Paycom, which received the 2023 Gallup Exceptional Workplace Award, employs thousands of Oklahomans, and its human resources vice president Jennifer Kraszewski said she spends a lot of her time thinking about the employee experience. For her, building Paycom’s culture goes hand in hand with helping employees advance and grow in their lives — professionally and personally.
“As an employer, you need to not only provide opportunities for people to enhance and grow their career, whatever that looks like, whether that’s in the leadership or in a technical track, but you also need to give them opportunities to grow and be better people,” she said. “And when I say better people, that means we’re helping them be a better mom, a better dad, a better husband — those types of things. We need to give our employees the opportunity to grow financially, to understand how important it is to save for their retirement because that creates a wellness factor.
We have to provide our employees the opportunity to participate in well-being programs to make sure that they are well mentally and they are well physically by providing opportunities for exercise and time to collaborate with people. And we have to provide them opportunities to be with their families and also be with people that they work within a nonwork setting to create those lifelong friendships.”
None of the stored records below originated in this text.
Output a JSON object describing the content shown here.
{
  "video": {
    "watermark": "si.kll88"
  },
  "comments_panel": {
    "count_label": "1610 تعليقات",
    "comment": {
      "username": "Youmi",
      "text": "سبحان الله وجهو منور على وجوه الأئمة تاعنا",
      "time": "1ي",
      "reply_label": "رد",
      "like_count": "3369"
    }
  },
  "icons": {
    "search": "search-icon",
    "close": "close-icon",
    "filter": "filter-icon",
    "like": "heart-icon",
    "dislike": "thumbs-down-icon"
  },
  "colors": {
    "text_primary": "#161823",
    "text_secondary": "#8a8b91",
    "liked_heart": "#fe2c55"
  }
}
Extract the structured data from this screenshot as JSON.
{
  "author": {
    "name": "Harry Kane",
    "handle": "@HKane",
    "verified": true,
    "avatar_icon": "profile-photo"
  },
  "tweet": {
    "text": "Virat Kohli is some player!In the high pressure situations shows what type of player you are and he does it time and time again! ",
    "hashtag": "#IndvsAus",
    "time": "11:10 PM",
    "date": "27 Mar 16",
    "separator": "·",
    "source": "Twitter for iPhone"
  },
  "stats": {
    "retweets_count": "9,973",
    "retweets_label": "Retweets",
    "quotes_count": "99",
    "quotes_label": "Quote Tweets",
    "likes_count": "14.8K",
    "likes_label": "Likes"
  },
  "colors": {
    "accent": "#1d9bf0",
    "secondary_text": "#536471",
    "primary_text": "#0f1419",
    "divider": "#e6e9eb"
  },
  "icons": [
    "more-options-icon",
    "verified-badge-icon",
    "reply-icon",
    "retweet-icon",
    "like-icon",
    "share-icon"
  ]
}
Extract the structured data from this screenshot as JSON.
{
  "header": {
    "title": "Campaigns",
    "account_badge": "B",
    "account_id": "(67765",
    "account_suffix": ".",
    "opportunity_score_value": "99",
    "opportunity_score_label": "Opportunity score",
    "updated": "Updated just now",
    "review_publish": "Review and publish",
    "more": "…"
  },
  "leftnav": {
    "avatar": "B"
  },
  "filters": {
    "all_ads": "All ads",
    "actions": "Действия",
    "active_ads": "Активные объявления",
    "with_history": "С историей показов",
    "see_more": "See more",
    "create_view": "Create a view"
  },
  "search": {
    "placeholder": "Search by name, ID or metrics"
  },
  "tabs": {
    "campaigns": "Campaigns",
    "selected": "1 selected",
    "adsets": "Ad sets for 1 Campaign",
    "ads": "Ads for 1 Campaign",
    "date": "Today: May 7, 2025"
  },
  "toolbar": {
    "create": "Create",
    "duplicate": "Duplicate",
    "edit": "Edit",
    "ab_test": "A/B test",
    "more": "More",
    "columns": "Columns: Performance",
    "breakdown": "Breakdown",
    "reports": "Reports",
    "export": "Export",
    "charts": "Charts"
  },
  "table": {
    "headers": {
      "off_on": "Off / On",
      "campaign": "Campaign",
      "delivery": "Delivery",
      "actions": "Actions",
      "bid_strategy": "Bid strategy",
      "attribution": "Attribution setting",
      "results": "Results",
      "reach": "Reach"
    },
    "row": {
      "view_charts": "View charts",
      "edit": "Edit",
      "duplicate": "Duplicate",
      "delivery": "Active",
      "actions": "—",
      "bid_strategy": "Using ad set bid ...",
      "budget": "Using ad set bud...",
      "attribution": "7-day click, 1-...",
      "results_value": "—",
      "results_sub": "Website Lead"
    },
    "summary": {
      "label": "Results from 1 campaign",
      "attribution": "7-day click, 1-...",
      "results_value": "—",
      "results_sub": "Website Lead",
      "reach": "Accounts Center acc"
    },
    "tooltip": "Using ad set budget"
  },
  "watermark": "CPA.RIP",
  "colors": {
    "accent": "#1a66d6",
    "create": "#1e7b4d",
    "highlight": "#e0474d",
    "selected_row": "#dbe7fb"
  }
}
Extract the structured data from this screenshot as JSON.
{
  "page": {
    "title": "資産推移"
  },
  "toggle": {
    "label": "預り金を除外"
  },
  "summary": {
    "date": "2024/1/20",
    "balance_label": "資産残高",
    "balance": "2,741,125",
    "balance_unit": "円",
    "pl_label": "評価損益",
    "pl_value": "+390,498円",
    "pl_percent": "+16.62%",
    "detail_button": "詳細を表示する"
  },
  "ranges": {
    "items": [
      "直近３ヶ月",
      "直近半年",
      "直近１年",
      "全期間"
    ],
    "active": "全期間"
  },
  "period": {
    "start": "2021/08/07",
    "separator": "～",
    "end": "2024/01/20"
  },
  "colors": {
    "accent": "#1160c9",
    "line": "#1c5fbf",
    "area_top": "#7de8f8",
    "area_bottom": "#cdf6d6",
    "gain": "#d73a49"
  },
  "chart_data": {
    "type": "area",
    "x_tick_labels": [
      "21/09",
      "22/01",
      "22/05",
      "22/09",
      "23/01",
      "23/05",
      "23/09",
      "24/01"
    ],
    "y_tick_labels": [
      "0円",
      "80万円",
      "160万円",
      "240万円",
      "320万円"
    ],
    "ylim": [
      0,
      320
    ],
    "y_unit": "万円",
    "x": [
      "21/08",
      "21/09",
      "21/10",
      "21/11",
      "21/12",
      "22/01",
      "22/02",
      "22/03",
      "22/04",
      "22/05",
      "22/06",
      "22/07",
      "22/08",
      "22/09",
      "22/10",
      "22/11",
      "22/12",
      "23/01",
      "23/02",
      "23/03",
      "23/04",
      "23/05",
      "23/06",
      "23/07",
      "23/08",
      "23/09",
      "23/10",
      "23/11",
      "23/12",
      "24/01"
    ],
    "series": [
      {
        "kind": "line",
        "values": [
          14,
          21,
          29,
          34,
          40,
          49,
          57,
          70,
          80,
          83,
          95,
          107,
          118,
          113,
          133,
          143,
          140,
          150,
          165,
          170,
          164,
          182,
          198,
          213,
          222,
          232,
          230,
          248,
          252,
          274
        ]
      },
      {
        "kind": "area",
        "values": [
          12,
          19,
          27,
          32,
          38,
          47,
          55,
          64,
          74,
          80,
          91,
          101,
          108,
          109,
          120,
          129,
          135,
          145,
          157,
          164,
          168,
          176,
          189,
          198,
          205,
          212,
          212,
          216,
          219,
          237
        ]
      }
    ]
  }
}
In addition, intentionally weaving diversity and inclusion into a company’s culture builds belonging among coworkers.
“Diversity and inclusion are important when you think about creating your culture because how can you create a culture where people feel like they belong?” she said. “Because when they truly feel like they belong, they are going to want to stay and they are going to want to grow and they are going to want to give it their best every day. You have to weave these pieces into the culture.”
For companies looking to increase diversity or inclusion into its culture, Kraszewski said it starts with open conversations with leadership and employees.
“I think it’s all about being brave and having the conversations in your organization,” she said. “Really make sure you can meet people where they’re at, and appreciate people for who they are and what they bring to the workplace and their authentic selves. Don’t be afraid to embrace that because all that will do is make you better as an organization.”
Bob Funk, co-founder and president of Express Employment Professionals, started his company in 1985. Curating the right culture has always been an important cornerstone of his company, which has grown to have record sales of more than $3 billion and more than 7,000 employees, he said. To do so, he said employers must put the individual before the company, even before profits. This can’t be lip-service; it has to be authentic and tangible.
“When you’re interested more in (your employees) than interested in yourself, you build a great culture because they know that you care about them,” Funk said. “And most companies only care about the bottom-line dollar. This is one of the challenges public companies have because it’s always about how they’re doing financially in this quarter or the next quarter. And that’s really not the most important part of your company. You certainly have to keep making profits, but more importantly, you have to take good care of your people. And I’ve always probably overpaid my people, but it has always paid great dividends with loyalty and dedication to our cause, whatever our cause was at the time.”
Being responsible for employees’ well-being might sound like something that’s well outside the scope of an employer’s role to those of an older generation, but it’s becoming expected of those in the workforce now. For companies that desire stronger culture but don’t know where to start, Love’s Meyer suggests starting wherever you are:
“First, look at the culture that you have,” she said. “You don’t need to throw the baby out with the bathwater. In my experience, there are always some good things in an organization’s culture. Find the nuggets. Talk with your people. Find out what works for them and why they stay at your organization. And then you build from there.”